What Is a Classic? ranges widely over the field of post-colonial theory and cultural production, although it is mainly restricted to literature in English. It examines how writers from the post-colonies have appropriated, expropriated, adapted, interrogated, mocked, critiqued, deconstructed or rejected Western models of truth, excellence and mythopoeia. Mukherjee is a synthetic thinker, trying to understand how in so many different national and transnational contexts the “anxiety of influence”, as Harold Bloom famously called it, can become so similarly a source of creative inspiration and political purpose.
Mukherjee begins and ends her book with musings on Coetzee, who himself, responding to a T. S. Eliot essay by the same name, wrote an essay called “What Is a Classic?” Mukherjee’s most original chapter, however, looks at Indian adaptations of Shakespearean plays, on the page, the stage and in film.
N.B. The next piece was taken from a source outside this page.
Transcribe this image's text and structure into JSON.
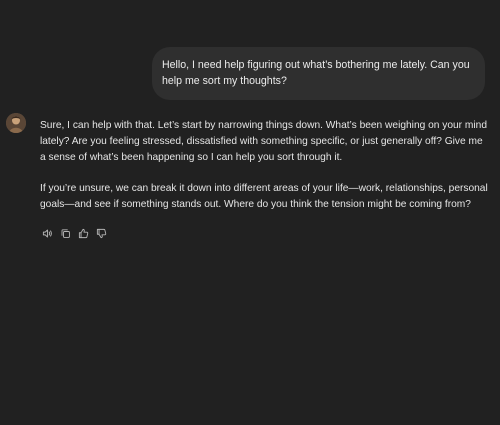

By my count, Mukherjee discusses at least 20 creative artists in some depth. She is always nuanced and insightful, a good observer with whom one wants to agree. But What Is a Classic? is not for the uninitiated, who will not understand the language she uses, the assumptions she makes or the purposes she writes for. And I am not sure I understand most of this either. Although the book is conscientious and thorough, it is also vague, derivative and repetitive; Mukherjee argues by citing other people’s arguments, again and again, and she has few answers, original or otherwise, to the questions she raises. She rejects the notion that post-colonial writing should be thought of by way of the aggressive slogan, “The Empire Writes Back”. And bravo for that. For writing isn’t only fighting. But what Mukherjee actually does accept, this reader is unable to say. Maybe Mukherjee just likes a good book.
What Is a Classic? Postcolonial Rewriting and Invention of the Canon
By Ankhi Mukherjee
Stanford University Press, 296pp, £55.95
ISBN 9780804785211 and 8380 (e-book)
Published 30 November 2013